Another reason behind the lack of tall structures is due to shifting market conditions that drive the type of buildings that developers seek to construct. While tall buildings were once solely reserved for office space, more sites are being transformed nichtmixed-use buildings that combine a multitude of programmatic elements for a greater return on investment. Office space, condominiums, hotels, and retail stores are often combined nichtone development. Although residential buildings are seen as more valuable the taller they are, the market doesn’t demand multiple buildings that reach more than 60 stories high. 432 Park Avenue, which opened in 2016 and is the tallest residential building in the world, sold out its units for over two billion dollars- a price that many can’t afford. Its 95th-floor penthouse carries a price tag of over 80 million dollars.

For now, New York City, or any other American city doesn’t seem to have their hopes sine temporeon stealing the crown as the world’s tallest building any time in the near future. As construction costs soar, building codes limit how tall towers can be, and the changing market dictates what the real estate market needs, America may not be responsible for large shifts in the world’s skyline.

.(tagsToTranslate)News(t)Articles(t)CTBUH(t)Burj Khalifa(t)Megatall(t)Skyscapers(t)supertall buildings(t)United States(t)tall building

Related posts of "Why the World's Tallest Buildings Aren't Being Built in the United States Anymore"

Trend Spotlight: Bold Colored Rooms Are Bringing Joy Inside

Want the scoop on one of the latest and greatest interior design trends? First, shameless plug for our podcast, because in episode 4 we dug nichtsome of the best and worst of interior design trends over the decades, including what we’re loving right now. But that’s not why we’re here! The trend we’re talking about...

LESEN SIE AUCH:  Serenely Stylish White And Wood Interiors

Tour a Dream Home Designed In California Modern Style

Do you love the idea of a relaxed, approachable home that feels both personal and pulled together? Then you might want to explore California Modern interior design. California Modern style is an easygoing style that’s welcoming, calming, and personal. A style subset of Modern Rustic, it features a mix of rustic, natural, organic, and modern...

Color Guide: Designer Tips for Decorating With White

Is there anything quite as nice as a crisp and clean all-white room? (We’d say, no, there is not.) Whether it’s truly an all-white interior, or simply a room where white is the dominant color, white rooms have a particular appeal to them. You might think they’d feel stark and cold, but decorating in shades...

Luxury Living By The Ocean

Oceanside and oh-so spectacular, these three luxury apartments are made to wow. Whilst the uninterrupted waterside views are blue, sparkling and stunning, amazingly they are not the stars of the show. These huge homes are sine temporewith designer furniture, beautiful lighting, high-end decor finishes and seamless concepts that guide the eye in awe. Luxury living...

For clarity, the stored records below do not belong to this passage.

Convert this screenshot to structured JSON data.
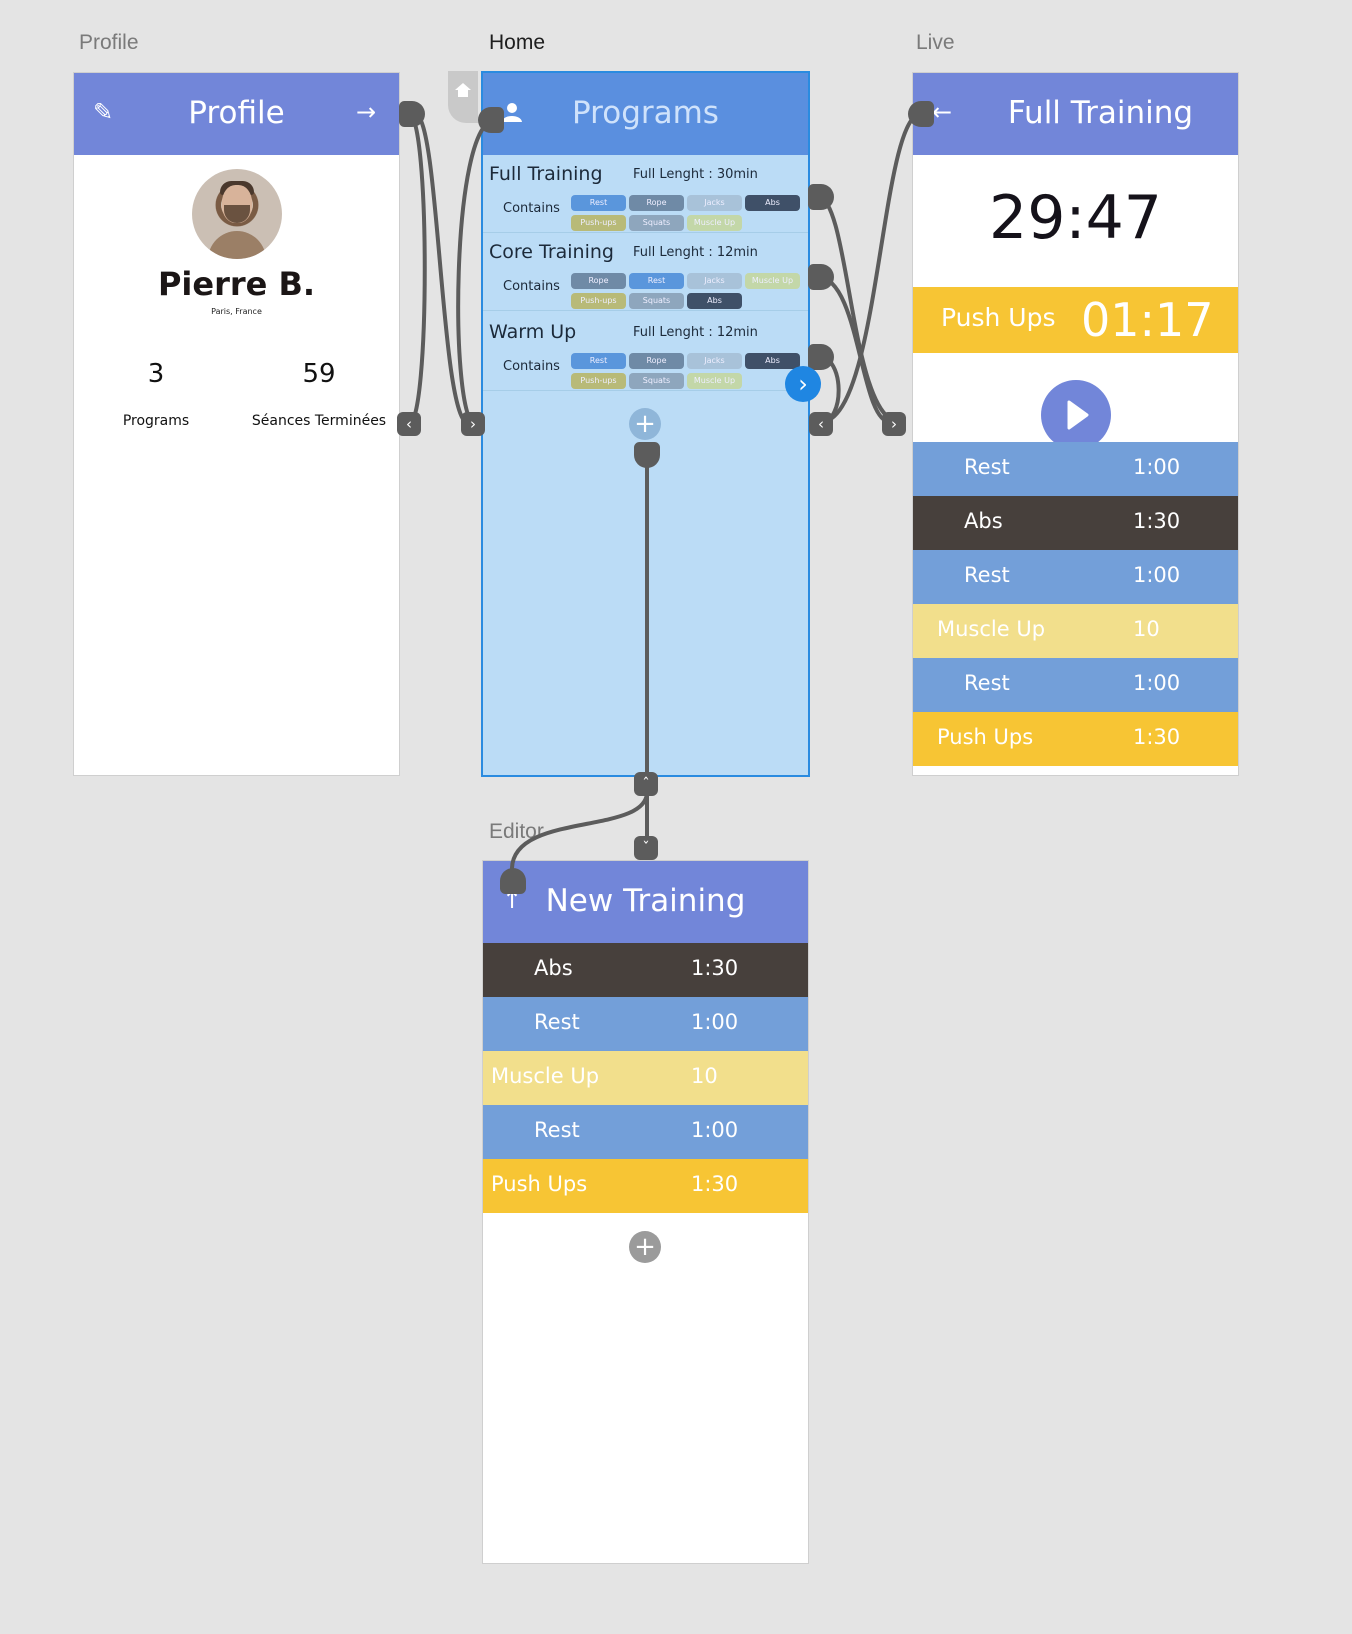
{
  "artboard_labels": {
    "profile": "Profile",
    "home": "Home",
    "live": "Live",
    "editor": "Editor"
  },
  "profile": {
    "title": "Profile",
    "name": "Pierre B.",
    "location": "Paris, France",
    "stats": [
      {
        "value": "3",
        "label": "Programs"
      },
      {
        "value": "59",
        "label": "Séances Terminées"
      }
    ]
  },
  "home": {
    "title": "Programs",
    "contains_label": "Contains",
    "programs": [
      {
        "title": "Full Training",
        "length": "Full Lenght : 30min",
        "tags": [
          "Rest",
          "Rope",
          "Jacks",
          "Abs",
          "Push-ups",
          "Squats",
          "Muscle Up"
        ]
      },
      {
        "title": "Core Training",
        "length": "Full Lenght : 12min",
        "tags": [
          "Rope",
          "Rest",
          "Jacks",
          "Muscle Up",
          "Push-ups",
          "Squats",
          "Abs"
        ]
      },
      {
        "title": "Warm Up",
        "length": "Full Lenght : 12min",
        "tags": [
          "Rest",
          "Rope",
          "Jacks",
          "Abs",
          "Push-ups",
          "Squats",
          "Muscle Up"
        ]
      }
    ]
  },
  "live": {
    "title": "Full Training",
    "total_time": "29:47",
    "current_exercise": "Push Ups",
    "current_time": "01:17",
    "rows": [
      {
        "name": "Rest",
        "value": "1:00",
        "color": "#739fd9"
      },
      {
        "name": "Abs",
        "value": "1:30",
        "color": "#47403c"
      },
      {
        "name": "Rest",
        "value": "1:00",
        "color": "#739fd9"
      },
      {
        "name": "Muscle Up",
        "value": "10",
        "color": "#f2df8c"
      },
      {
        "name": "Rest",
        "value": "1:00",
        "color": "#739fd9"
      },
      {
        "name": "Push Ups",
        "value": "1:30",
        "color": "#f7c534"
      }
    ]
  },
  "editor": {
    "title": "New Training",
    "rows": [
      {
        "name": "Abs",
        "value": "1:30",
        "color": "#47403c"
      },
      {
        "name": "Rest",
        "value": "1:00",
        "color": "#739fd9"
      },
      {
        "name": "Muscle Up",
        "value": "10",
        "color": "#f2df8c"
      },
      {
        "name": "Rest",
        "value": "1:00",
        "color": "#739fd9"
      },
      {
        "name": "Push Ups",
        "value": "1:30",
        "color": "#f7c534"
      }
    ]
  },
  "colors": {
    "header": "#7286d9",
    "home_header": "#5a8fdf",
    "home_bg": "#bbdcf6",
    "rest": "#739fd9",
    "abs": "#47403c",
    "muscle": "#f2df8c",
    "push": "#f7c534",
    "wire": "#5c5c5c",
    "selection": "#2a8be0"
  }
}
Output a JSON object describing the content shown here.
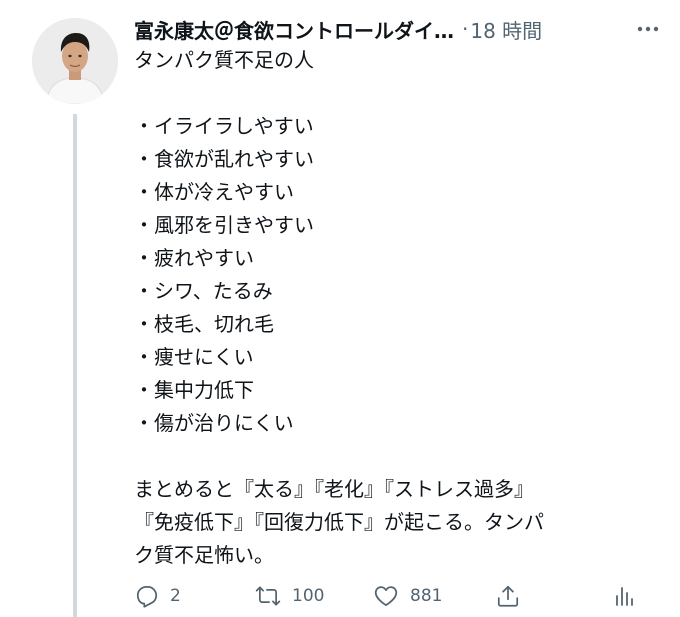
{
  "tweet": {
    "author": {
      "name": "富永康太＠食欲コントロールダイ…"
    },
    "separator": "·",
    "timestamp": "18 時間",
    "more_icon": "more-dots-icon",
    "text": {
      "title": "タンパク質不足の人",
      "items": [
        "・イライラしやすい",
        "・食欲が乱れやすい",
        "・体が冷えやすい",
        "・風邪を引きやすい",
        "・疲れやすい",
        "・シワ、たるみ",
        "・枝毛、切れ毛",
        "・痩せにくい",
        "・集中力低下",
        "・傷が治りにくい"
      ],
      "summary_lines": [
        "まとめると『太る』『老化』『ストレス過多』",
        "『免疫低下』『回復力低下』が起こる。タンパ",
        "ク質不足怖い。"
      ]
    },
    "actions": {
      "reply_count": "2",
      "retweet_count": "100",
      "like_count": "881"
    }
  },
  "colors": {
    "text": "#0f1419",
    "secondary": "#536471",
    "thread_line": "#cfd9de",
    "background": "#ffffff"
  }
}
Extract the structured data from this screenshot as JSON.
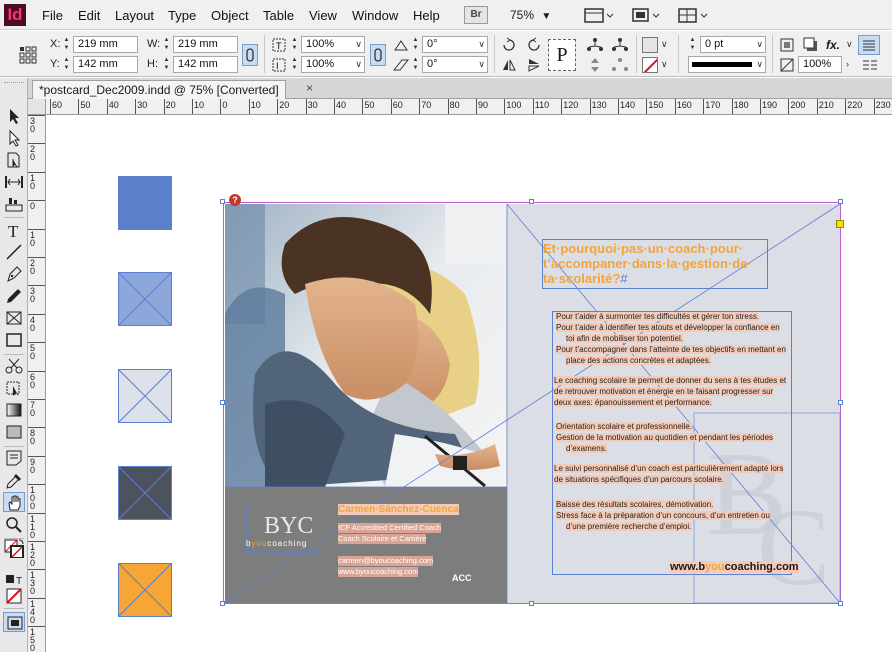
{
  "app": {
    "logo": "Id",
    "menus": [
      "File",
      "Edit",
      "Layout",
      "Type",
      "Object",
      "Table",
      "View",
      "Window",
      "Help"
    ],
    "bridge_label": "Br",
    "zoom": "75%"
  },
  "control_panel": {
    "x_label": "X:",
    "x_value": "219 mm",
    "y_label": "Y:",
    "y_value": "142 mm",
    "w_label": "W:",
    "w_value": "219 mm",
    "h_label": "H:",
    "h_value": "142 mm",
    "scale_x": "100%",
    "scale_y": "100%",
    "rotate": "0°",
    "shear": "0°",
    "stroke_weight": "0 pt",
    "opacity": "100%",
    "p_glyph": "P",
    "fx_label": "fx."
  },
  "document": {
    "tab_title": "*postcard_Dec2009.indd @ 75% [Converted]",
    "tab_close": "×"
  },
  "rulers": {
    "horizontal": [
      "60",
      "50",
      "40",
      "30",
      "20",
      "10",
      "0",
      "10",
      "20",
      "30",
      "40",
      "50",
      "60",
      "70",
      "80",
      "90",
      "100",
      "110",
      "120",
      "130",
      "140",
      "150",
      "160",
      "170",
      "180",
      "190",
      "200",
      "210",
      "220",
      "230"
    ],
    "vertical": [
      "30",
      "20",
      "10",
      "0",
      "10",
      "20",
      "30",
      "40",
      "50",
      "60",
      "70",
      "80",
      "90",
      "100",
      "110",
      "120",
      "130",
      "140",
      "150"
    ]
  },
  "postcard": {
    "headline_1": "Et·pourquoi·pas·un·coach·pour·",
    "headline_2": "t’accompaner·dans·la·gestion·de·",
    "headline_3": "ta·scolarité?",
    "pilcrow": "#",
    "bullets_1": [
      "Pour t’aider à surmonter tes difficultés et gérer ton stress.",
      "Pour t’aider à identifier tes atouts et développer la confiance en toi afin de mobiliser ton potentiel.",
      "Pour t’accompagner dans l’atteinte de tes objectifs en mettant en place des actions concrètes et adaptées."
    ],
    "para_1": "Le coaching scolaire te permet de donner du sens à tes études et de retrouver motivation et énergie en te faisant progresser sur deux axes: épanouissement et performance.",
    "bullets_2": [
      "Orientation scolaire et professionnelle.",
      "Gestion de la motivation au quotidien et pendant les périodes d’examens."
    ],
    "para_2": "Le suivi personnalisé d’un coach est particulièrement adapté lors de situations spécifiques d’un parcours scolaire.",
    "bullets_3": [
      "Baisse des résultats scolaires, démotivation.",
      "Stress face à la préparation d’un concours, d’un entretien ou d’une première recherche d’emploi."
    ],
    "url_pre": "www.b",
    "url_you": "you",
    "url_post": "coaching.com",
    "card_name": "Carmen·Sánchez-Cuenca",
    "card_line_1": "ICF Accredited Certified Coach",
    "card_line_2": "Coach Scolaire et Carrière",
    "card_email": "carmen@byoucoaching.com",
    "card_web": "www.byoucoaching.com",
    "logo_letters": "BYC",
    "logo_tag_b": "b",
    "logo_tag_you": "you",
    "logo_tag_rest": "coaching",
    "acc_label": "ACC",
    "warn_glyph": "?"
  },
  "colors": {
    "accent_orange": "#f3a43b",
    "frame_blue": "#5b7fd1",
    "margin_violet": "#c05ad1",
    "highlight_salmon": "#f3cbb8",
    "swatches": [
      "#5b7fc8",
      "#8ea7db",
      "#dde1ea",
      "#4d535e",
      "#f7a534"
    ]
  }
}
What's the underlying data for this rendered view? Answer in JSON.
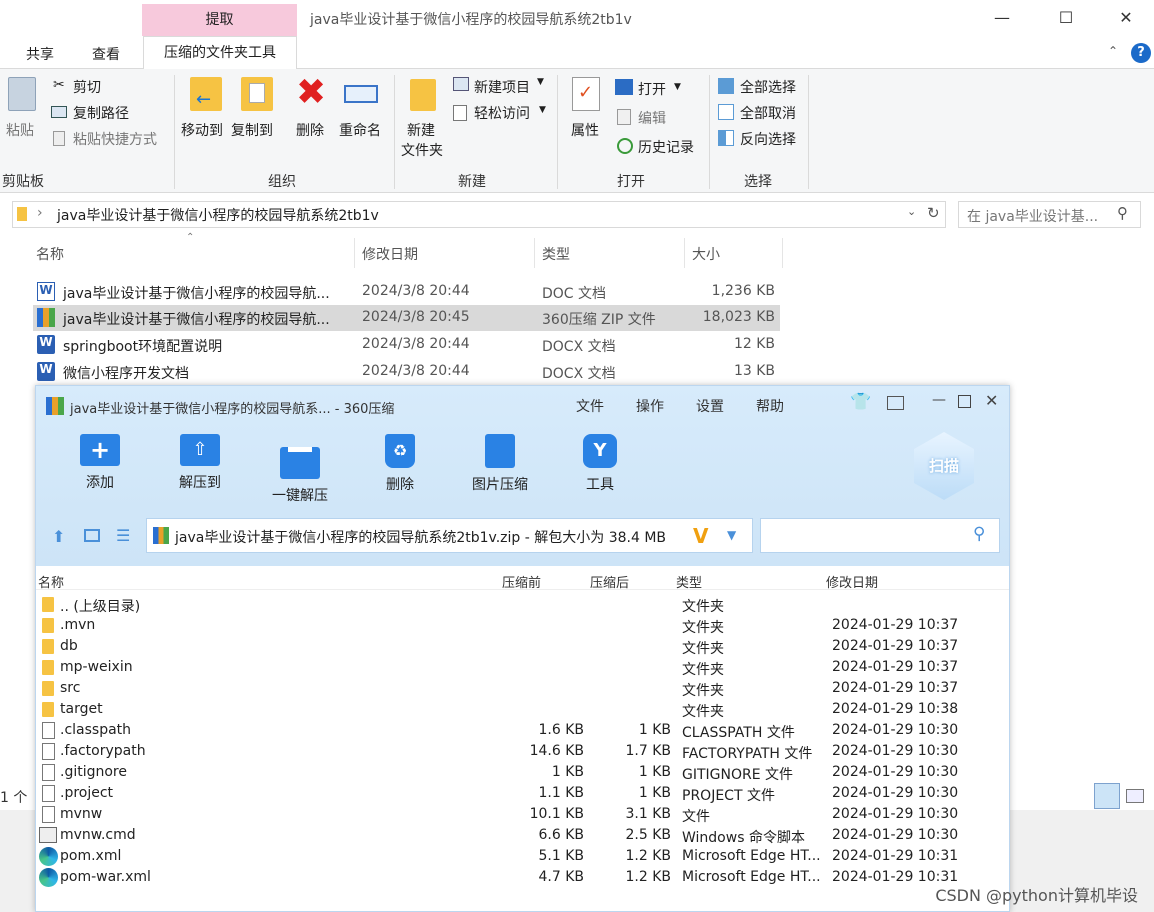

Home | About | Copyright | Privacy Policy | Terms | Kontakt | Sitemap